> _ACTIVITY_: Repeat every entry word for word; omit all pictures.

##### RECORDS FOR THE TASK

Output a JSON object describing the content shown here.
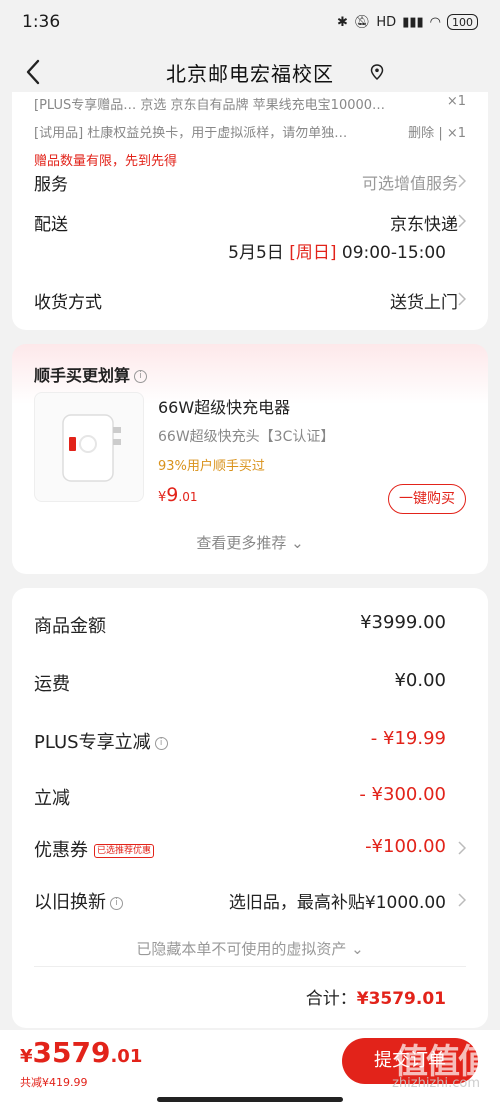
{
  "status": {
    "time": "1:36",
    "network": "HD",
    "battery": "100"
  },
  "header": {
    "title": "北京邮电宏福校区"
  },
  "gifts": [
    {
      "text": "[PLUS专享赠品…  京选 京东自有品牌 苹果线充电宝10000…",
      "count": "×1"
    },
    {
      "text": "[试用品]  杜康权益兑换卡，用于虚拟派样，请勿单独…",
      "delete": "删除",
      "count": "×1"
    }
  ],
  "gift_note": "赠品数量有限，先到先得",
  "service": {
    "label": "服务",
    "value": "可选增值服务"
  },
  "delivery": {
    "label": "配送",
    "value": "京东快递",
    "date": "5月5日",
    "weekday": "[周日]",
    "time": "09:00-15:00"
  },
  "receive": {
    "label": "收货方式",
    "value": "送货上门"
  },
  "addon": {
    "title": "顺手买更划算",
    "product_name": "66W超级快充电器",
    "product_sub": "66W超级快充头【3C认证】",
    "product_tag": "93%用户顺手买过",
    "price_symbol": "¥",
    "price_int": "9",
    "price_dec": ".01",
    "buy_label": "一键购买",
    "more": "查看更多推荐 ⌄"
  },
  "summary": {
    "goods": {
      "label": "商品金额",
      "value": "¥3999.00"
    },
    "shipping": {
      "label": "运费",
      "value": "¥0.00"
    },
    "plus": {
      "label": "PLUS专享立减",
      "value": "- ¥19.99"
    },
    "instant": {
      "label": "立减",
      "value": "- ¥300.00"
    },
    "coupon": {
      "label": "优惠券",
      "tag": "已选推荐优惠",
      "value": "-¥100.00"
    },
    "tradein": {
      "label": "以旧换新",
      "value": "选旧品，最高补贴¥1000.00"
    },
    "hidden_note": "已隐藏本单不可使用的虚拟资产 ⌄",
    "total_label": "合计：",
    "total_value": "¥3579.01"
  },
  "bottom": {
    "price_symbol": "¥",
    "price_int": "3579",
    "price_dec": ".01",
    "discount": "共减¥419.99",
    "submit_label": "提交订单"
  },
  "watermark": {
    "logo": "值值值",
    "url": "zhizhizhi.com"
  },
  "colors": {
    "accent": "#e2231a",
    "gold": "#d9921b"
  }
}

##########

> _WRITTEN RESPONSE_:
Output a JSON object describing the content shown here.
{
  "status": {
    "time": "1:36",
    "network": "HD",
    "battery": "100"
  },
  "header": {
    "title": "北京邮电宏福校区"
  },
  "gifts": [
    {
      "text": "[PLUS专享赠品…  京选 京东自有品牌 苹果线充电宝10000…",
      "count": "×1"
    },
    {
      "text": "[试用品]  杜康权益兑换卡，用于虚拟派样，请勿单独…",
      "delete": "删除",
      "count": "×1"
    }
  ],
  "gift_note": "赠品数量有限，先到先得",
  "service": {
    "label": "服务",
    "value": "可选增值服务"
  },
  "delivery": {
    "label": "配送",
    "value": "京东快递",
    "date": "5月5日",
    "weekday": "[周日]",
    "time": "09:00-15:00"
  },
  "receive": {
    "label": "收货方式",
    "value": "送货上门"
  },
  "addon": {
    "title": "顺手买更划算",
    "product_name": "66W超级快充电器",
    "product_sub": "66W超级快充头【3C认证】",
    "product_tag": "93%用户顺手买过",
    "price_symbol": "¥",
    "price_int": "9",
    "price_dec": ".01",
    "buy_label": "一键购买",
    "more": "查看更多推荐 ⌄"
  },
  "summary": {
    "goods": {
      "label": "商品金额",
      "value": "¥3999.00"
    },
    "shipping": {
      "label": "运费",
      "value": "¥0.00"
    },
    "plus": {
      "label": "PLUS专享立减",
      "value": "- ¥19.99"
    },
    "instant": {
      "label": "立减",
      "value": "- ¥300.00"
    },
    "coupon": {
      "label": "优惠券",
      "tag": "已选推荐优惠",
      "value": "-¥100.00"
    },
    "tradein": {
      "label": "以旧换新",
      "value": "选旧品，最高补贴¥1000.00"
    },
    "hidden_note": "已隐藏本单不可使用的虚拟资产 ⌄",
    "total_label": "合计：",
    "total_value": "¥3579.01"
  },
  "bottom": {
    "price_symbol": "¥",
    "price_int": "3579",
    "price_dec": ".01",
    "discount": "共减¥419.99",
    "submit_label": "提交订单"
  },
  "watermark": {
    "logo": "值值值",
    "url": "zhizhizhi.com"
  },
  "colors": {
    "accent": "#e2231a",
    "gold": "#d9921b"
  }
}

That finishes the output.